→ Task goal
Say how many lines of the listing below hold the string "please", and say nothing else.

→ Extracted records
····················
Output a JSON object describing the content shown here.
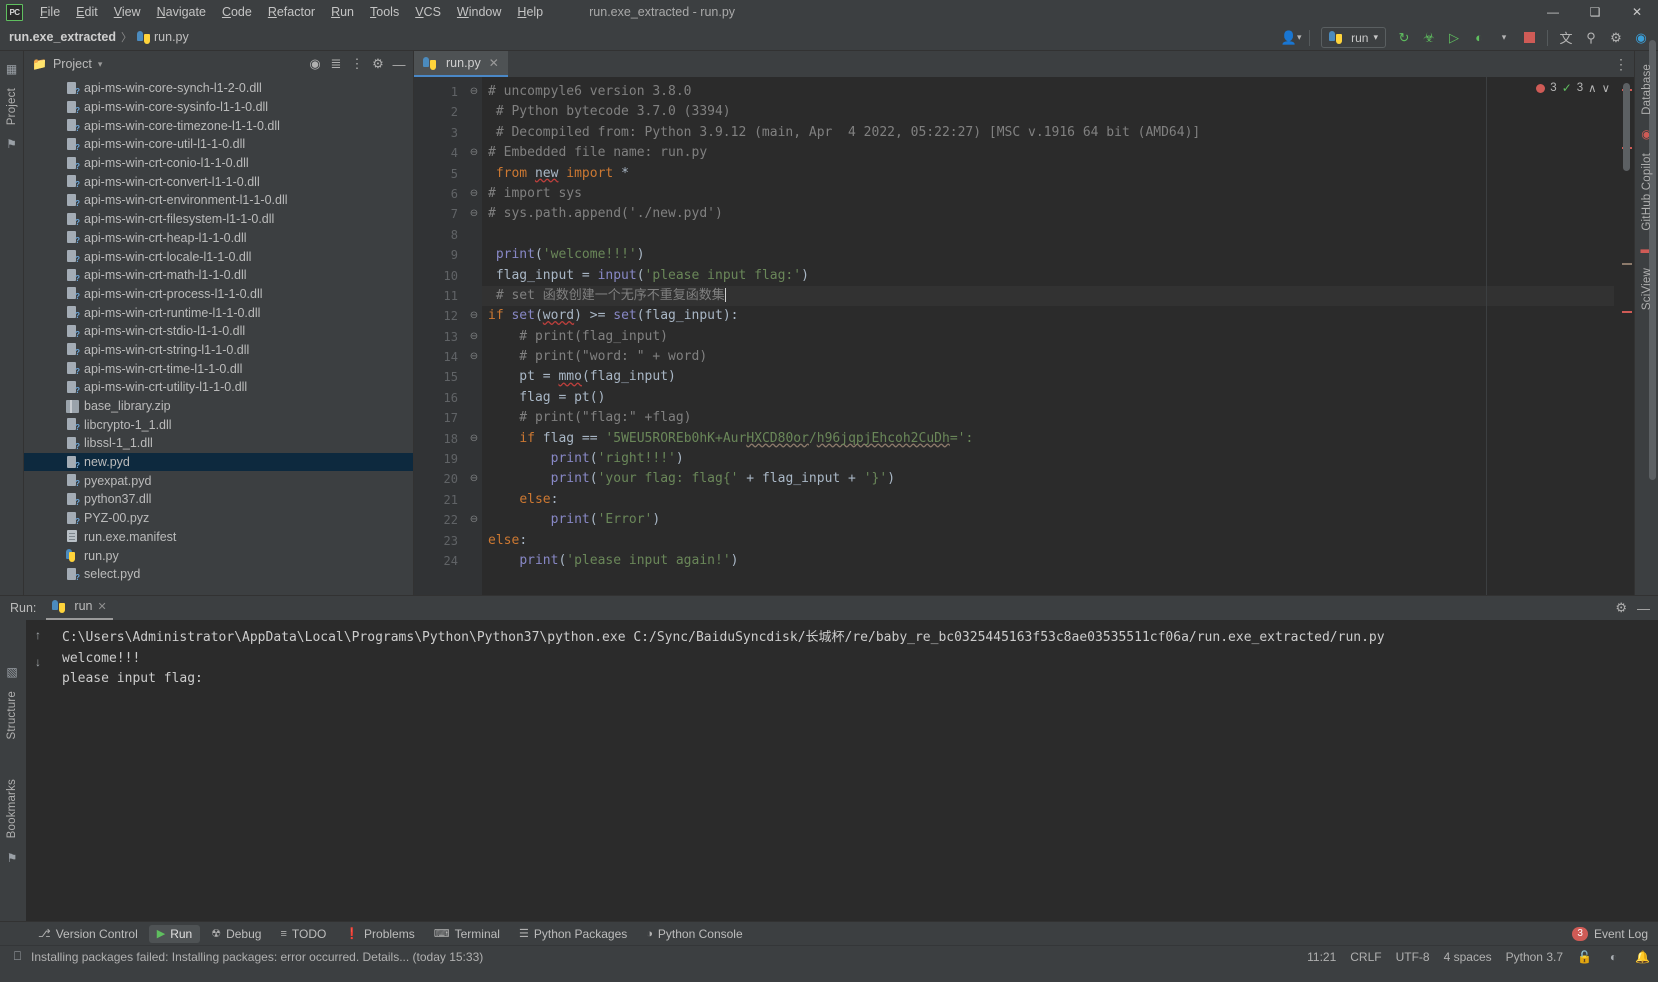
{
  "window": {
    "title": "run.exe_extracted - run.py",
    "logo_text": "PC",
    "minimize": "—",
    "maximize": "❑",
    "close": "✕"
  },
  "menubar": {
    "items": [
      "File",
      "Edit",
      "View",
      "Navigate",
      "Code",
      "Refactor",
      "Run",
      "Tools",
      "VCS",
      "Window",
      "Help"
    ]
  },
  "breadcrumb": {
    "root": "run.exe_extracted",
    "separator": "〉",
    "file": "run.py"
  },
  "toolbar": {
    "user_icon": "user-icon",
    "run_config": "run",
    "dropdown_caret": "▾",
    "buttons": [
      {
        "name": "rerun-icon",
        "glyph": "↻"
      },
      {
        "name": "debug-icon",
        "glyph": "☢"
      },
      {
        "name": "coverage-icon",
        "glyph": "▷"
      },
      {
        "name": "profile-icon",
        "glyph": "◔"
      },
      {
        "name": "stop-icon",
        "glyph": "■"
      },
      {
        "name": "translate-icon",
        "glyph": "文"
      },
      {
        "name": "search-everywhere-icon",
        "glyph": "⌕"
      },
      {
        "name": "settings-gear-icon",
        "glyph": "⚙"
      },
      {
        "name": "updates-icon",
        "glyph": "◕"
      }
    ]
  },
  "left_rail": {
    "items": [
      "Project",
      "Structure",
      "Bookmarks"
    ]
  },
  "right_rail": {
    "items": [
      "Database",
      "GitHub Copilot",
      "SciView"
    ]
  },
  "project_panel": {
    "title": "Project",
    "caret": "▾",
    "header_icons": [
      "locate-icon",
      "collapse-all-icon",
      "expand-icon",
      "settings-icon",
      "hide-icon"
    ],
    "tree": [
      {
        "label": "api-ms-win-core-synch-l1-2-0.dll",
        "icon": "dll",
        "selected": false
      },
      {
        "label": "api-ms-win-core-sysinfo-l1-1-0.dll",
        "icon": "dll",
        "selected": false
      },
      {
        "label": "api-ms-win-core-timezone-l1-1-0.dll",
        "icon": "dll",
        "selected": false
      },
      {
        "label": "api-ms-win-core-util-l1-1-0.dll",
        "icon": "dll",
        "selected": false
      },
      {
        "label": "api-ms-win-crt-conio-l1-1-0.dll",
        "icon": "dll",
        "selected": false
      },
      {
        "label": "api-ms-win-crt-convert-l1-1-0.dll",
        "icon": "dll",
        "selected": false
      },
      {
        "label": "api-ms-win-crt-environment-l1-1-0.dll",
        "icon": "dll",
        "selected": false
      },
      {
        "label": "api-ms-win-crt-filesystem-l1-1-0.dll",
        "icon": "dll",
        "selected": false
      },
      {
        "label": "api-ms-win-crt-heap-l1-1-0.dll",
        "icon": "dll",
        "selected": false
      },
      {
        "label": "api-ms-win-crt-locale-l1-1-0.dll",
        "icon": "dll",
        "selected": false
      },
      {
        "label": "api-ms-win-crt-math-l1-1-0.dll",
        "icon": "dll",
        "selected": false
      },
      {
        "label": "api-ms-win-crt-process-l1-1-0.dll",
        "icon": "dll",
        "selected": false
      },
      {
        "label": "api-ms-win-crt-runtime-l1-1-0.dll",
        "icon": "dll",
        "selected": false
      },
      {
        "label": "api-ms-win-crt-stdio-l1-1-0.dll",
        "icon": "dll",
        "selected": false
      },
      {
        "label": "api-ms-win-crt-string-l1-1-0.dll",
        "icon": "dll",
        "selected": false
      },
      {
        "label": "api-ms-win-crt-time-l1-1-0.dll",
        "icon": "dll",
        "selected": false
      },
      {
        "label": "api-ms-win-crt-utility-l1-1-0.dll",
        "icon": "dll",
        "selected": false
      },
      {
        "label": "base_library.zip",
        "icon": "zip",
        "selected": false
      },
      {
        "label": "libcrypto-1_1.dll",
        "icon": "dll",
        "selected": false
      },
      {
        "label": "libssl-1_1.dll",
        "icon": "dll",
        "selected": false
      },
      {
        "label": "new.pyd",
        "icon": "dll",
        "selected": true
      },
      {
        "label": "pyexpat.pyd",
        "icon": "dll",
        "selected": false
      },
      {
        "label": "python37.dll",
        "icon": "dll",
        "selected": false
      },
      {
        "label": "PYZ-00.pyz",
        "icon": "dll",
        "selected": false
      },
      {
        "label": "run.exe.manifest",
        "icon": "manifest",
        "selected": false
      },
      {
        "label": "run.py",
        "icon": "py",
        "selected": false
      },
      {
        "label": "select.pyd",
        "icon": "dll",
        "selected": false
      }
    ]
  },
  "editor": {
    "tab": {
      "label": "run.py",
      "close": "✕"
    },
    "inspections": {
      "error_count": "3",
      "warning_count": "3",
      "up": "∧",
      "down": "∨"
    },
    "options_icon": "⋮",
    "lines": [
      {
        "n": "1",
        "fold": "⊖",
        "tokens": [
          {
            "t": "# uncompyle6 version 3.8.0",
            "c": "cmt"
          }
        ]
      },
      {
        "n": "2",
        "fold": "",
        "tokens": [
          {
            "t": " # Python bytecode 3.7.0 (3394)",
            "c": "cmt"
          }
        ]
      },
      {
        "n": "3",
        "fold": "",
        "tokens": [
          {
            "t": " # Decompiled from: Python 3.9.12 (main, Apr  4 2022, 05:22:27) [MSC v.1916 64 bit (AMD64)]",
            "c": "cmt"
          }
        ]
      },
      {
        "n": "4",
        "fold": "⊖",
        "tokens": [
          {
            "t": "# Embedded file name: run.py",
            "c": "cmt"
          }
        ]
      },
      {
        "n": "5",
        "fold": "",
        "tokens": [
          {
            "t": " ",
            "c": ""
          },
          {
            "t": "from",
            "c": "kw"
          },
          {
            "t": " ",
            "c": ""
          },
          {
            "t": "new",
            "c": "ident wavyred"
          },
          {
            "t": " ",
            "c": ""
          },
          {
            "t": "import",
            "c": "kw"
          },
          {
            "t": " *",
            "c": "ident"
          }
        ]
      },
      {
        "n": "6",
        "fold": "⊖",
        "tokens": [
          {
            "t": "# import sys",
            "c": "cmt"
          }
        ]
      },
      {
        "n": "7",
        "fold": "⊖",
        "tokens": [
          {
            "t": "# sys.path.append('./new.pyd')",
            "c": "cmt"
          }
        ]
      },
      {
        "n": "8",
        "fold": "",
        "tokens": [
          {
            "t": "",
            "c": ""
          }
        ]
      },
      {
        "n": "9",
        "fold": "",
        "tokens": [
          {
            "t": " ",
            "c": ""
          },
          {
            "t": "print",
            "c": "bfn"
          },
          {
            "t": "(",
            "c": "ident"
          },
          {
            "t": "'welcome!!!'",
            "c": "str"
          },
          {
            "t": ")",
            "c": "ident"
          }
        ]
      },
      {
        "n": "10",
        "fold": "",
        "tokens": [
          {
            "t": " flag_input = ",
            "c": "ident"
          },
          {
            "t": "input",
            "c": "bfn"
          },
          {
            "t": "(",
            "c": "ident"
          },
          {
            "t": "'please input flag:'",
            "c": "str"
          },
          {
            "t": ")",
            "c": "ident"
          }
        ]
      },
      {
        "n": "11",
        "fold": "",
        "current": true,
        "tokens": [
          {
            "t": " # set 函数创建一个无序不重复函数集",
            "c": "cmt"
          }
        ],
        "caret": true
      },
      {
        "n": "12",
        "fold": "⊖",
        "tokens": [
          {
            "t": "if",
            "c": "kw"
          },
          {
            "t": " ",
            "c": ""
          },
          {
            "t": "set",
            "c": "bfn"
          },
          {
            "t": "(",
            "c": "ident"
          },
          {
            "t": "word",
            "c": "ident wavyred"
          },
          {
            "t": ") >= ",
            "c": "ident"
          },
          {
            "t": "set",
            "c": "bfn"
          },
          {
            "t": "(flag_input):",
            "c": "ident"
          }
        ]
      },
      {
        "n": "13",
        "fold": "⊖",
        "tokens": [
          {
            "t": "    # print(flag_input)",
            "c": "cmt"
          }
        ]
      },
      {
        "n": "14",
        "fold": "⊖",
        "tokens": [
          {
            "t": "    # print(\"word: \" + word)",
            "c": "cmt"
          }
        ]
      },
      {
        "n": "15",
        "fold": "",
        "tokens": [
          {
            "t": "    pt = ",
            "c": "ident"
          },
          {
            "t": "mmo",
            "c": "ident wavyred"
          },
          {
            "t": "(flag_input)",
            "c": "ident"
          }
        ]
      },
      {
        "n": "16",
        "fold": "",
        "tokens": [
          {
            "t": "    flag = pt()",
            "c": "ident"
          }
        ]
      },
      {
        "n": "17",
        "fold": "",
        "tokens": [
          {
            "t": "    # print(\"flag:\" +flag)",
            "c": "cmt"
          }
        ]
      },
      {
        "n": "18",
        "fold": "⊖",
        "tokens": [
          {
            "t": "    ",
            "c": ""
          },
          {
            "t": "if",
            "c": "kw"
          },
          {
            "t": " flag == ",
            "c": "ident"
          },
          {
            "t": "'5WEU5ROREb0hK+Aur",
            "c": "str"
          },
          {
            "t": "HXCD80or",
            "c": "str wavy"
          },
          {
            "t": "/",
            "c": "str"
          },
          {
            "t": "h96jqpjEhcoh2CuDh",
            "c": "str wavy"
          },
          {
            "t": "=':",
            "c": "str"
          }
        ]
      },
      {
        "n": "19",
        "fold": "",
        "tokens": [
          {
            "t": "        ",
            "c": ""
          },
          {
            "t": "print",
            "c": "bfn"
          },
          {
            "t": "(",
            "c": "ident"
          },
          {
            "t": "'right!!!'",
            "c": "str"
          },
          {
            "t": ")",
            "c": "ident"
          }
        ]
      },
      {
        "n": "20",
        "fold": "⊖",
        "tokens": [
          {
            "t": "        ",
            "c": ""
          },
          {
            "t": "print",
            "c": "bfn"
          },
          {
            "t": "(",
            "c": "ident"
          },
          {
            "t": "'your flag: flag{'",
            "c": "str"
          },
          {
            "t": " + flag_input + ",
            "c": "ident"
          },
          {
            "t": "'}'",
            "c": "str"
          },
          {
            "t": ")",
            "c": "ident"
          }
        ]
      },
      {
        "n": "21",
        "fold": "",
        "tokens": [
          {
            "t": "    ",
            "c": ""
          },
          {
            "t": "else",
            "c": "kw"
          },
          {
            "t": ":",
            "c": "ident"
          }
        ]
      },
      {
        "n": "22",
        "fold": "⊖",
        "tokens": [
          {
            "t": "        ",
            "c": ""
          },
          {
            "t": "print",
            "c": "bfn"
          },
          {
            "t": "(",
            "c": "ident"
          },
          {
            "t": "'Error'",
            "c": "str"
          },
          {
            "t": ")",
            "c": "ident"
          }
        ]
      },
      {
        "n": "23",
        "fold": "",
        "tokens": [
          {
            "t": "else",
            "c": "kw"
          },
          {
            "t": ":",
            "c": "ident"
          }
        ]
      },
      {
        "n": "24",
        "fold": "",
        "tokens": [
          {
            "t": "    ",
            "c": ""
          },
          {
            "t": "print",
            "c": "bfn"
          },
          {
            "t": "(",
            "c": "ident"
          },
          {
            "t": "'please input again!'",
            "c": "str"
          },
          {
            "t": ")",
            "c": "ident"
          }
        ]
      }
    ]
  },
  "run_panel": {
    "label": "Run:",
    "tab_label": "run",
    "tab_close": "✕",
    "settings_icon": "⚙",
    "hide_icon": "—",
    "tool_icons": [
      "rerun-icon",
      "scroll-up-icon",
      "scroll-down-icon",
      "soft-wrap-icon",
      "print-icon",
      "clear-icon",
      "stop-icon"
    ],
    "console_lines": [
      "C:\\Users\\Administrator\\AppData\\Local\\Programs\\Python\\Python37\\python.exe C:/Sync/BaiduSyncdisk/长城杯/re/baby_re_bc0325445163f53c8ae03535511cf06a/run.exe_extracted/run.py",
      "welcome!!!",
      "please input flag:"
    ]
  },
  "toolwindow_bar": {
    "items": [
      {
        "label": "Version Control",
        "icon": "⎇",
        "active": false
      },
      {
        "label": "Run",
        "icon": "▶",
        "active": true
      },
      {
        "label": "Debug",
        "icon": "☢",
        "active": false
      },
      {
        "label": "TODO",
        "icon": "≡",
        "active": false
      },
      {
        "label": "Problems",
        "icon": "❗",
        "active": false
      },
      {
        "label": "Terminal",
        "icon": "⌨",
        "active": false
      },
      {
        "label": "Python Packages",
        "icon": "☰",
        "active": false
      },
      {
        "label": "Python Console",
        "icon": "◑",
        "active": false
      }
    ],
    "event_log": {
      "label": "Event Log",
      "count": "3"
    }
  },
  "statusbar": {
    "message": "Installing packages failed: Installing packages: error occurred. Details... (today 15:33)",
    "message_icon": "⎕",
    "caret_position": "11:21",
    "line_separator": "CRLF",
    "encoding": "UTF-8",
    "indent": "4 spaces",
    "interpreter": "Python 3.7",
    "right_icons": [
      "lock-icon",
      "inspection-icon",
      "notifications-icon"
    ]
  },
  "colors": {
    "accent": "#4a88c7",
    "selection": "#0d293e",
    "error": "#cf5b56",
    "ok": "#5fbf5f",
    "bg_chrome": "#3c3f41",
    "bg_editor": "#2b2b2b"
  }
}
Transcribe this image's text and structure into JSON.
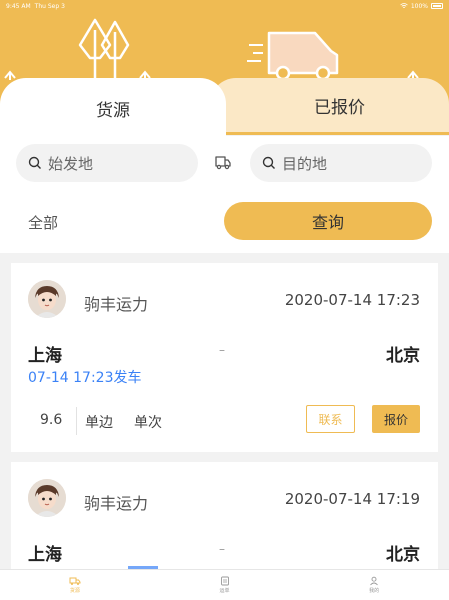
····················
→ Solution for this task
3